┌──

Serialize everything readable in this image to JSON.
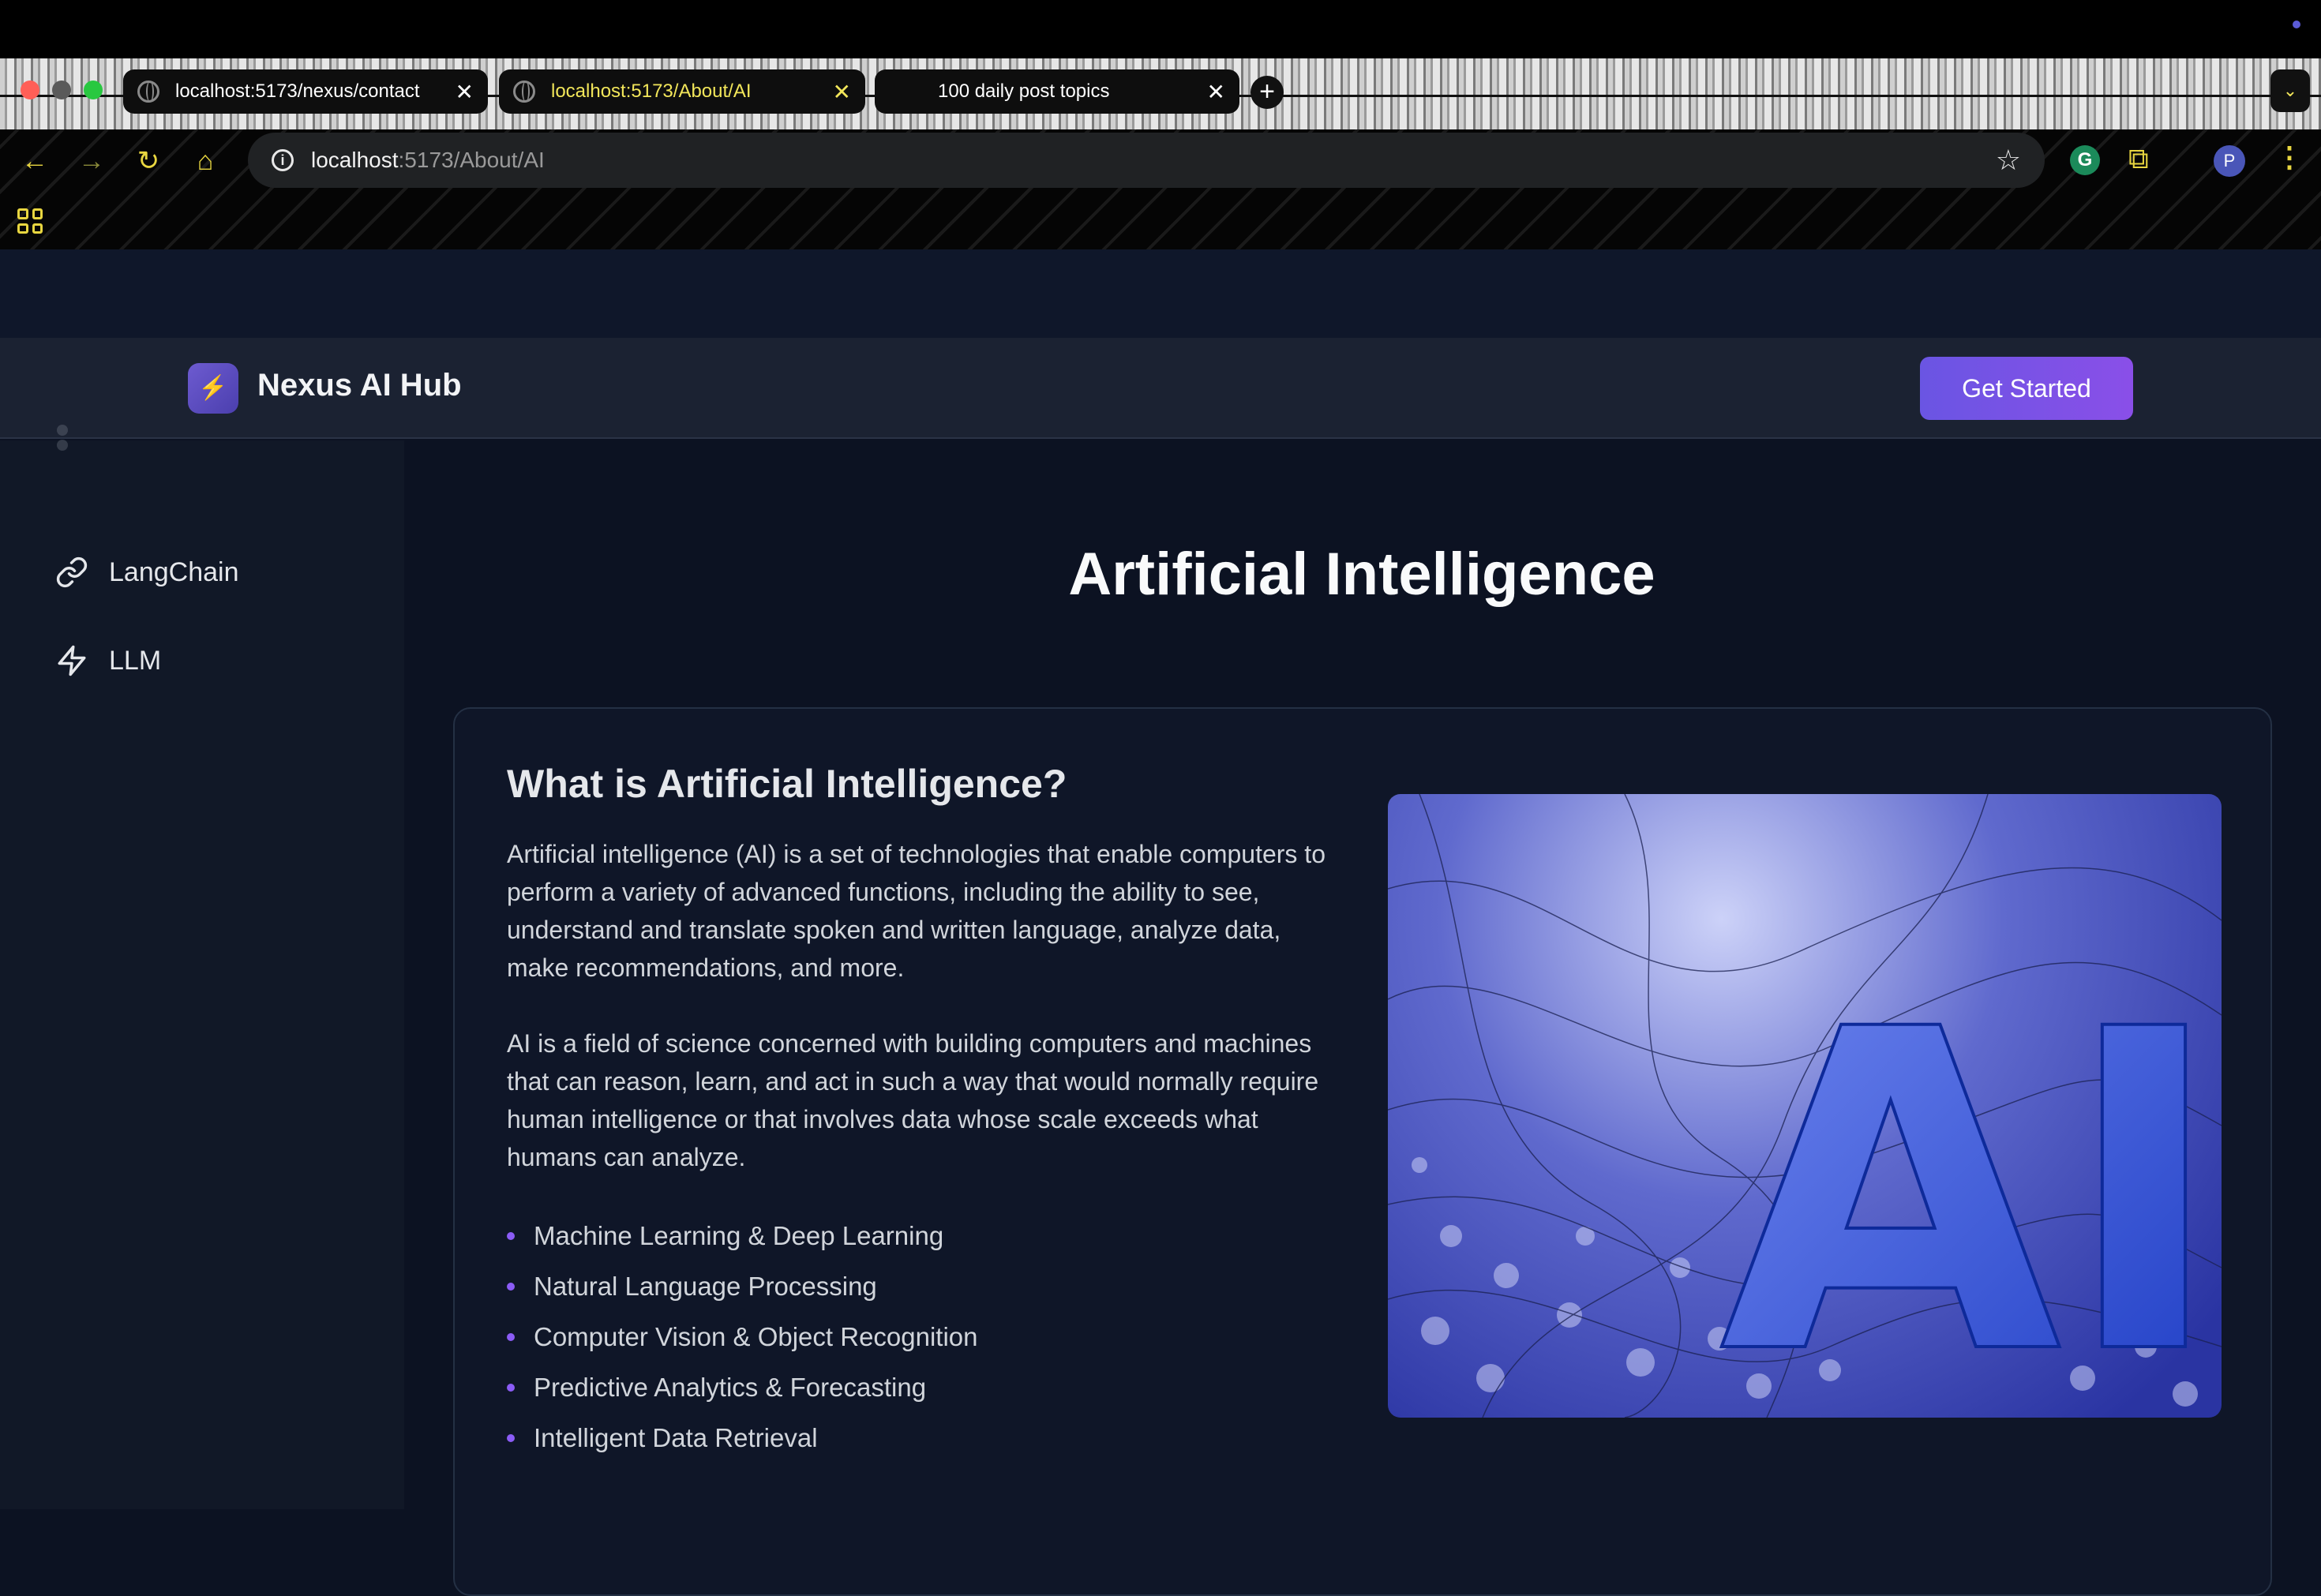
{
  "browser": {
    "tabs": [
      {
        "title": "localhost:5173/nexus/contact",
        "active": false
      },
      {
        "title": "localhost:5173/About/AI",
        "active": true
      },
      {
        "title": "100 daily post topics",
        "active": false
      }
    ],
    "url_host": "localhost",
    "url_path": ":5173/About/AI",
    "profile_initial": "P",
    "extension_letter": "G",
    "icons": [
      "back-icon",
      "forward-icon",
      "reload-icon",
      "home-icon",
      "info-icon",
      "star-icon",
      "puzzle-icon",
      "apps-grid-icon"
    ]
  },
  "app": {
    "brand": "Nexus AI Hub",
    "logo_glyph": "⚡",
    "cta_label": "Get Started",
    "accent": "#7c5ce6"
  },
  "sidebar": {
    "items": [
      {
        "label": "LangChain",
        "icon": "link-icon"
      },
      {
        "label": "LLM",
        "icon": "zap-icon"
      }
    ]
  },
  "main": {
    "title": "Artificial Intelligence",
    "card": {
      "heading": "What is Artificial Intelligence?",
      "paragraph1": "Artificial intelligence (AI) is a set of technologies that enable computers to perform a variety of advanced functions, including the ability to see, understand and translate spoken and written language, analyze data, make recommendations, and more.",
      "paragraph2": "AI is a field of science concerned with building computers and machines that can reason, learn, and act in such a way that would normally require human intelligence or that involves data whose scale exceeds what humans can analyze.",
      "bullets": [
        "Machine Learning & Deep Learning",
        "Natural Language Processing",
        "Computer Vision & Object Recognition",
        "Predictive Analytics & Forecasting",
        "Intelligent Data Retrieval"
      ],
      "image_text": "AI"
    }
  }
}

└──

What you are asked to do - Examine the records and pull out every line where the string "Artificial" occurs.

Answer area -
    "title": "Artificial Intelligence",
      "heading": "What is Artificial Intelligence?",
      "paragraph1": "Artificial intelligence (AI) is a set of technologies that enable computers to perform a variety of advanced functions, including the ability to see, understand and translate spoken and written language, analyze data, make recommendations, and more.",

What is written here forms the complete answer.